Dataset records
== Segment start ==

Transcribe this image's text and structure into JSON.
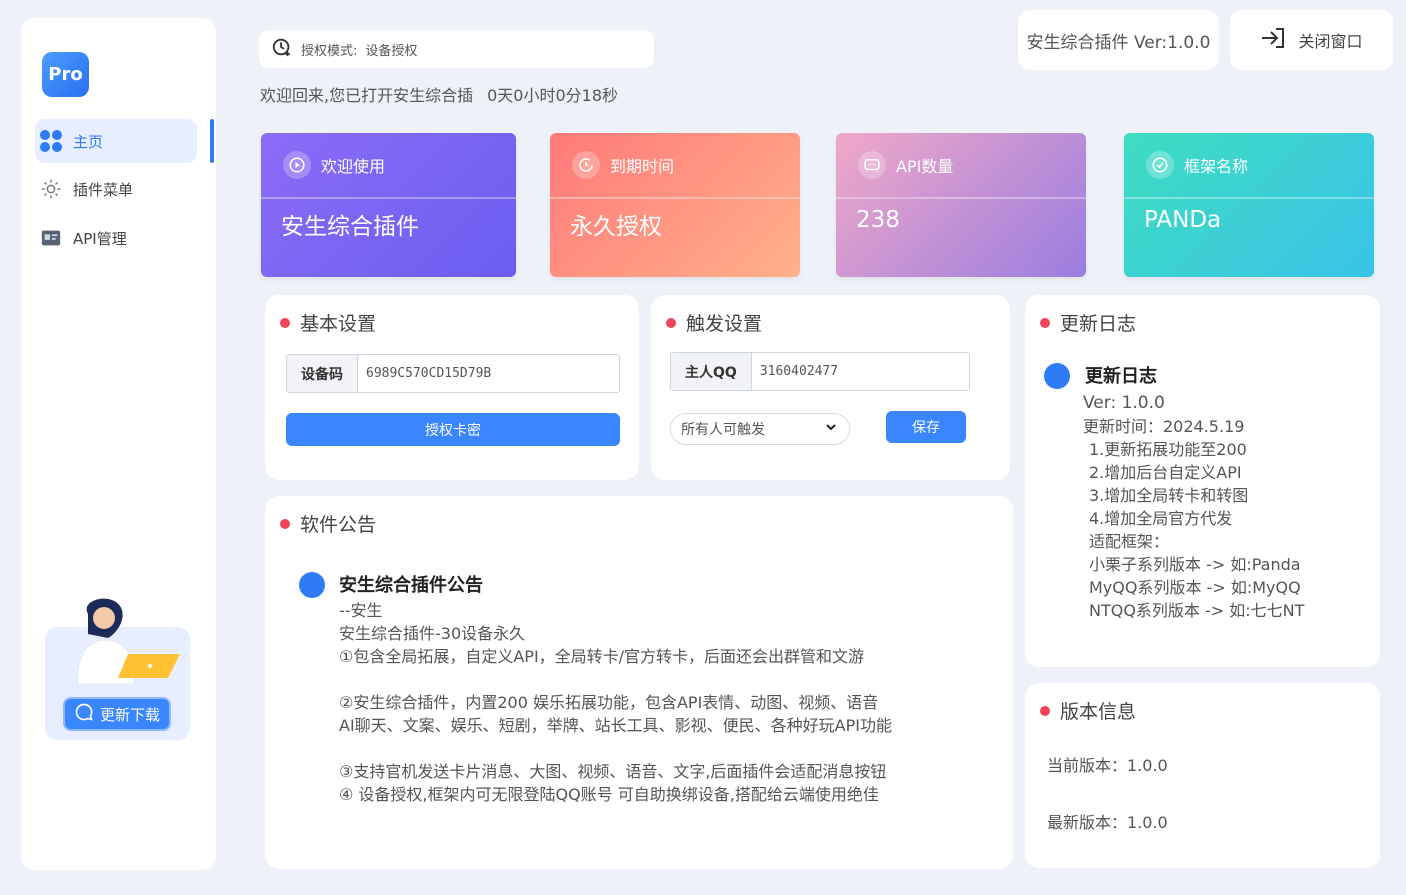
{
  "sidebar": {
    "logo": "Pro",
    "items": [
      {
        "label": "主页",
        "icon": "grid-icon"
      },
      {
        "label": "插件菜单",
        "icon": "gear-icon"
      },
      {
        "label": "API管理",
        "icon": "api-icon"
      }
    ],
    "promo_button": "更新下载"
  },
  "top": {
    "auth_mode_label": "授权模式:",
    "auth_mode_value": "设备授权",
    "welcome": "欢迎回来,您已打开安生综合插",
    "uptime": "0天0小时0分18秒",
    "version": "安生综合插件 Ver:1.0.0",
    "close": "关闭窗口"
  },
  "cards": [
    {
      "title": "欢迎使用",
      "value": "安生综合插件"
    },
    {
      "title": "到期时间",
      "value": "永久授权"
    },
    {
      "title": "API数量",
      "value": "238"
    },
    {
      "title": "框架名称",
      "value": "PANDa"
    }
  ],
  "basic": {
    "title": "基本设置",
    "device_label": "设备码",
    "device_value": "6989C570CD15D79B",
    "auth_button": "授权卡密"
  },
  "trigger": {
    "title": "触发设置",
    "owner_label": "主人QQ",
    "owner_value": "3160402477",
    "select_value": "所有人可触发",
    "save_button": "保存"
  },
  "notice": {
    "title": "软件公告",
    "heading": "安生综合插件公告",
    "lines": [
      "--安生",
      "安生综合插件-30设备永久",
      "①包含全局拓展，自定义API，全局转卡/官方转卡，后面还会出群管和文游",
      "",
      "②安生综合插件，内置200 娱乐拓展功能，包含API表情、动图、视频、语音",
      "AI聊天、文案、娱乐、短剧，举牌、站长工具、影视、便民、各种好玩API功能",
      "",
      "③支持官机发送卡片消息、大图、视频、语音、文字,后面插件会适配消息按钮",
      "④ 设备授权,框架内可无限登陆QQ账号  可自助换绑设备,搭配给云端使用绝佳"
    ]
  },
  "changelog": {
    "title": "更新日志",
    "heading": "更新日志",
    "version": "Ver: 1.0.0",
    "date": "更新时间：2024.5.19",
    "lines": [
      "1.更新拓展功能至200",
      "2.增加后台自定义API",
      "3.增加全局转卡和转图",
      "4.增加全局官方代发",
      "适配框架：",
      "小栗子系列版本 -> 如:Panda",
      "MyQQ系列版本 -> 如:MyQQ",
      "NTQQ系列版本 -> 如:七七NT"
    ]
  },
  "version_info": {
    "title": "版本信息",
    "current": "当前版本：1.0.0",
    "latest": "最新版本：1.0.0"
  }
}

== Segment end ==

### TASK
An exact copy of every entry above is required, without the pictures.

### EXERCISE RESULT
Transcribe this image's text and structure into JSON.
{
  "sidebar": {
    "logo": "Pro",
    "items": [
      {
        "label": "主页",
        "icon": "grid-icon"
      },
      {
        "label": "插件菜单",
        "icon": "gear-icon"
      },
      {
        "label": "API管理",
        "icon": "api-icon"
      }
    ],
    "promo_button": "更新下载"
  },
  "top": {
    "auth_mode_label": "授权模式:",
    "auth_mode_value": "设备授权",
    "welcome": "欢迎回来,您已打开安生综合插",
    "uptime": "0天0小时0分18秒",
    "version": "安生综合插件 Ver:1.0.0",
    "close": "关闭窗口"
  },
  "cards": [
    {
      "title": "欢迎使用",
      "value": "安生综合插件"
    },
    {
      "title": "到期时间",
      "value": "永久授权"
    },
    {
      "title": "API数量",
      "value": "238"
    },
    {
      "title": "框架名称",
      "value": "PANDa"
    }
  ],
  "basic": {
    "title": "基本设置",
    "device_label": "设备码",
    "device_value": "6989C570CD15D79B",
    "auth_button": "授权卡密"
  },
  "trigger": {
    "title": "触发设置",
    "owner_label": "主人QQ",
    "owner_value": "3160402477",
    "select_value": "所有人可触发",
    "save_button": "保存"
  },
  "notice": {
    "title": "软件公告",
    "heading": "安生综合插件公告",
    "lines": [
      "--安生",
      "安生综合插件-30设备永久",
      "①包含全局拓展，自定义API，全局转卡/官方转卡，后面还会出群管和文游",
      "",
      "②安生综合插件，内置200 娱乐拓展功能，包含API表情、动图、视频、语音",
      "AI聊天、文案、娱乐、短剧，举牌、站长工具、影视、便民、各种好玩API功能",
      "",
      "③支持官机发送卡片消息、大图、视频、语音、文字,后面插件会适配消息按钮",
      "④ 设备授权,框架内可无限登陆QQ账号  可自助换绑设备,搭配给云端使用绝佳"
    ]
  },
  "changelog": {
    "title": "更新日志",
    "heading": "更新日志",
    "version": "Ver: 1.0.0",
    "date": "更新时间：2024.5.19",
    "lines": [
      "1.更新拓展功能至200",
      "2.增加后台自定义API",
      "3.增加全局转卡和转图",
      "4.增加全局官方代发",
      "适配框架：",
      "小栗子系列版本 -> 如:Panda",
      "MyQQ系列版本 -> 如:MyQQ",
      "NTQQ系列版本 -> 如:七七NT"
    ]
  },
  "version_info": {
    "title": "版本信息",
    "current": "当前版本：1.0.0",
    "latest": "最新版本：1.0.0"
  }
}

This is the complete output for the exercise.